Along the Danube there are graffiti murals painted in the cobble stoned walls of the riverbank; huge, painted profiles and tiny, profound sayings, all in neon bright colors. If you walk down the snow slick stairs you might lose a glove or two on the way, but it’s worth it to throw a snowball or two down by the river, framed by the words of midnight poets and artists.
There were lots of people out despite the horrible, slushie weather, gathered around shop windows on the way to Stephansplatz, holding cups of cocoa or cookies in their gloved hands. It’s funny how smiles can make you look warm.
We hobbled back to the flat after taking a great look at the spire of the great Cathedral in the dark; you can’t get to close, ever, unless you want the opera-coated tour guides to yell at you. It’s better just to stand by the side and watch the absurdity of it all unfold.
Horses clomped by, and people rustled packages, and we were on our way home, hoping that there was plenty of hot water for us all to have long, quiet baths. In the absence of a television, we wait around the floor of the living room for our turn with the tub, talking about the quietness of this city in the winter—a deep breath or a long sigh—after a calendar just finishing a long string of holidays.
Magic, I have found, doesn’t come with the snow, it comes with people, discovering themselves when the world is crystallized and sparkling like new. We never like to say that some things are black and white, but in the end, I have yet to meet a single person who doesn’t at least hold a minute of awe when seeing an old town, surrounded by countryside and deep, complicated history, become light again with a fresh blanket of snow white.
Where to stay
Airbnb. Grab an Airbnb flat as they're the best option; we personally loved Stephen and his team on Praterstrasse. The flat was conveniently located, quiet, and just a 15 minutes walk from St. Stephen’s Cathedral. With sleeping for 4 and plenty of space for sleeping bags, air mattresses and more, this apartment had everything we needed. Full kitchen and bathroom, with a street view were other big perks. Go in the off-season for a great deal (we stayed for four nights for around $175 including cleaning and booking fees).
Where to eat
Teka.

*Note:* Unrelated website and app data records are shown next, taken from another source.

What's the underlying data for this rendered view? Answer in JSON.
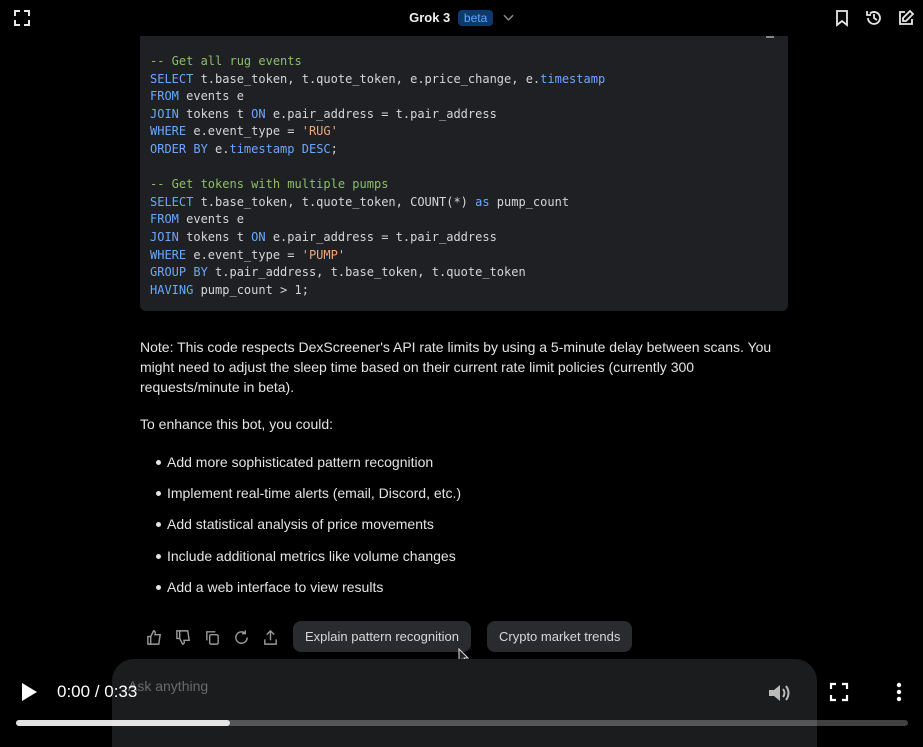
{
  "header": {
    "title": "Grok 3",
    "badge": "beta"
  },
  "code": {
    "lines": [
      [
        {
          "t": "-- Get all rug events",
          "c": "cm"
        }
      ],
      [
        {
          "t": "SELECT",
          "c": "kw"
        },
        {
          "t": " t.base_token, t.quote_token, e.price_change, e.",
          "c": ""
        },
        {
          "t": "timestamp",
          "c": "kw"
        }
      ],
      [
        {
          "t": "FROM",
          "c": "kw"
        },
        {
          "t": " events e",
          "c": ""
        }
      ],
      [
        {
          "t": "JOIN",
          "c": "kw"
        },
        {
          "t": " tokens t ",
          "c": ""
        },
        {
          "t": "ON",
          "c": "kw"
        },
        {
          "t": " e.pair_address = t.pair_address",
          "c": ""
        }
      ],
      [
        {
          "t": "WHERE",
          "c": "kw"
        },
        {
          "t": " e.event_type = ",
          "c": ""
        },
        {
          "t": "'RUG'",
          "c": "st"
        }
      ],
      [
        {
          "t": "ORDER BY",
          "c": "kw"
        },
        {
          "t": " e.",
          "c": ""
        },
        {
          "t": "timestamp",
          "c": "kw"
        },
        {
          "t": " ",
          "c": ""
        },
        {
          "t": "DESC",
          "c": "kw"
        },
        {
          "t": ";",
          "c": ""
        }
      ],
      [
        {
          "t": "",
          "c": ""
        }
      ],
      [
        {
          "t": "-- Get tokens with multiple pumps",
          "c": "cm"
        }
      ],
      [
        {
          "t": "SELECT",
          "c": "kw"
        },
        {
          "t": " t.base_token, t.quote_token, COUNT(*) ",
          "c": ""
        },
        {
          "t": "as",
          "c": "kw"
        },
        {
          "t": " pump_count",
          "c": ""
        }
      ],
      [
        {
          "t": "FROM",
          "c": "kw"
        },
        {
          "t": " events e",
          "c": ""
        }
      ],
      [
        {
          "t": "JOIN",
          "c": "kw"
        },
        {
          "t": " tokens t ",
          "c": ""
        },
        {
          "t": "ON",
          "c": "kw"
        },
        {
          "t": " e.pair_address = t.pair_address",
          "c": ""
        }
      ],
      [
        {
          "t": "WHERE",
          "c": "kw"
        },
        {
          "t": " e.event_type = ",
          "c": ""
        },
        {
          "t": "'PUMP'",
          "c": "st"
        }
      ],
      [
        {
          "t": "GROUP BY",
          "c": "kw"
        },
        {
          "t": " t.pair_address, t.base_token, t.quote_token",
          "c": ""
        }
      ],
      [
        {
          "t": "HAVING",
          "c": "kw"
        },
        {
          "t": " pump_count > 1;",
          "c": ""
        }
      ]
    ]
  },
  "response": {
    "note": "Note: This code respects DexScreener's API rate limits by using a 5-minute delay between scans. You might need to adjust the sleep time based on their current rate limit policies (currently 300 requests/minute in beta).",
    "enhance_intro": "To enhance this bot, you could:",
    "bullets": [
      "Add more sophisticated pattern recognition",
      "Implement real-time alerts (email, Discord, etc.)",
      "Add statistical analysis of price movements",
      "Include additional metrics like volume changes",
      "Add a web interface to view results"
    ]
  },
  "suggestions": {
    "one": "Explain pattern recognition",
    "two": "Crypto market trends"
  },
  "composer": {
    "placeholder": "Ask anything"
  },
  "video": {
    "time": "0:00 / 0:33",
    "progress_fraction": 0.24
  },
  "icons": [
    "expand-icon",
    "chevron-down-icon",
    "bookmark-icon",
    "history-icon",
    "edit-icon",
    "thumbs-up-icon",
    "thumbs-down-icon",
    "copy-icon",
    "regenerate-icon",
    "share-icon",
    "play-icon",
    "volume-icon",
    "fullscreen-icon",
    "more-vert-icon"
  ]
}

My crew mixed it up while we were in Vienna, trying traditional foods but also sticking to a couple of our favorites. After touring all over Vienna, we wandered into a four tabled corner Japanese restaurant that changed our lives. With tired, wary feet and voracious appetites, Teka was exactly what we needed. Curry coconut noodles, bento boxes and more, it's a tight squeeze with only 4 tables so you've got to be quick or lucky to grab a seat.
L.Heiner Wein. Next, definitely make a stop at L.Heiner Wein. Here the atmosphere was authentically old Austrian, the cakes were beautifully pink, and the coffee was delicious. Plan to spend a little time in here, the atmosphere is truly to die for.
What Not To Miss
Chocolates. While the Swiss and Belgians may have a bigger stake in the chocolate trade, we personally loved all the confectious treats we had while in Vienna, and if we went back, there would definitely be a lot more chocolate covered strawberry marzipan purchasing, and eating!
Stars. Also, and this is a personal favorite, there are cute little costume jewelry sets at the Schonbrunn Palace in honor of a real set that Empress Sisi loved to wear. These little star baubles are really elegant (despite their costume-y nature) and would make a great birthday present for someone special. I also personally loved the lace-edged and monogrammed handkerchiefs for sale all over the city--these were a definite purchase!
How to get around
Walk. There are trams and a subway system in Vienna that are great if you’re going pretty far out of the way (or have trouble walking long distances) but the best way to check out this great city is to do it a la pied. A taxi is great for getting from the train station (or airport) to your destination, but past that, I say tie up those laces and get to marching.